I ran this skirmish game a couple of weeks ago using A Fistful of Lead rules and a scenario from a Skirmish Campaigns book. Jerry, Martin and Gary were the Italians while John represented the Coldstream Guards.
The Brits had but a single rifle section with part of a platoon HQ. If front of the dug in infantry they also deployed some wire and a minefield. The white building is one of a batch I bought last year while the others are my recently made high-quality Libyan mud huts.
Though the Italians looked to have a tough job ahead, things quickly went wrong for the Brits. Their Bren team was killed early on. Here, the veteran Sgt. Bass takes to the rooftop to hose down the enemy with his Thompson SMG. The Brits were a mix of Airfix, Matchbox and Timpo.
The photos are rather out of sequence - this one is from late on when the Brits are on the run and the southernmost Italian section is advancing.
The Italian figures were a mix of CTS and Waterloo 1815 (HAT). Jerry seemed to strongly identify with the bare-chested machine gunner. Worrying.

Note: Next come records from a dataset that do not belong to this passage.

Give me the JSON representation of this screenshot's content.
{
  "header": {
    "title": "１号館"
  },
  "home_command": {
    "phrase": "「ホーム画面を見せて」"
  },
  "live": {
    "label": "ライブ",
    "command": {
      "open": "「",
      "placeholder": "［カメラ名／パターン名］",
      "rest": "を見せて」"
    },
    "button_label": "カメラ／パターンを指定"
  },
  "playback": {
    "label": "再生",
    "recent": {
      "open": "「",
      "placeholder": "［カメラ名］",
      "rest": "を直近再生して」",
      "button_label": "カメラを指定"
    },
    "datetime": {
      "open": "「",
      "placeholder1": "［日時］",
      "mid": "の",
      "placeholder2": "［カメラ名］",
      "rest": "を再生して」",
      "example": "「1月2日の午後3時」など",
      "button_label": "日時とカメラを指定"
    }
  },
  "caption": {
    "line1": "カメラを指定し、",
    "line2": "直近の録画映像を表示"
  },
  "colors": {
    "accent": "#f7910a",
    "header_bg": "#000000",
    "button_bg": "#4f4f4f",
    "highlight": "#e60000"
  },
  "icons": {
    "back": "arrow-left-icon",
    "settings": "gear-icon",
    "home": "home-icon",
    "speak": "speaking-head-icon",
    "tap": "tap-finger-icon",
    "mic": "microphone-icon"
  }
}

Earlier in the game. The northern Italian section (Gary) has neutralised the Bren team while the middle (Martin) lays down a hail of fire.
Jerry’s chaps rush forward. Eventually...
Empty positions are occupied.
The British officer having being wounded, Sgt Bass MM was the last man standing...
...but it couldn’t last. Eventually he too expired in a hail of fire. A sad end and an unexpectedly glorious victory for Il Duce’s forces. On to Egypt then.....
From Diekirch we caught a train for the 45 minute journey into Luxembourg City. First stop was Fort Thüngen - formerly an artillery fort which formed part of the city’s defences, it is now a well-stocked museum.
Above and below - fortress guns c1840.
19th century light field gun.
A large diorama which uses 1/72 figures to depict the retreat of the Austrians following the fall of the city in 1795.
I was rather pleased with this sinister shot of Dr. Guillotin’s finest.
A fine 3D diorama of the city fortifications lives under a glazed floor.
The museum contains several fine paintings. This is the Battle of Thionville, 1639.
Detail from ‘General Hatry at the siege of Luxembourg in 1795’.
Back to my travelogue from September now. After a couple of days in Trier, Germany, we set off back into Luxembourg. After a fairly short drive the first stop was Beaufort Castle which most recently suffered battle damage in the winter of 1944!
Mrs G adding tone to the surroundings.
Behind the medieval castle is a slightly newer chateau - this is currently undergoing refurbishment.
A few miles further on we found our overnight stop at Diekirch which sadly had a good seeing to during the 1944 Ardennes campaign. Now it is home to a brewery and a rather splendid WW2 museum. The spacious campsite is in the south bank of the river Sure about a 15 minute walk from town. We stayed for several days and availed ourselves of the riverside cycle paths.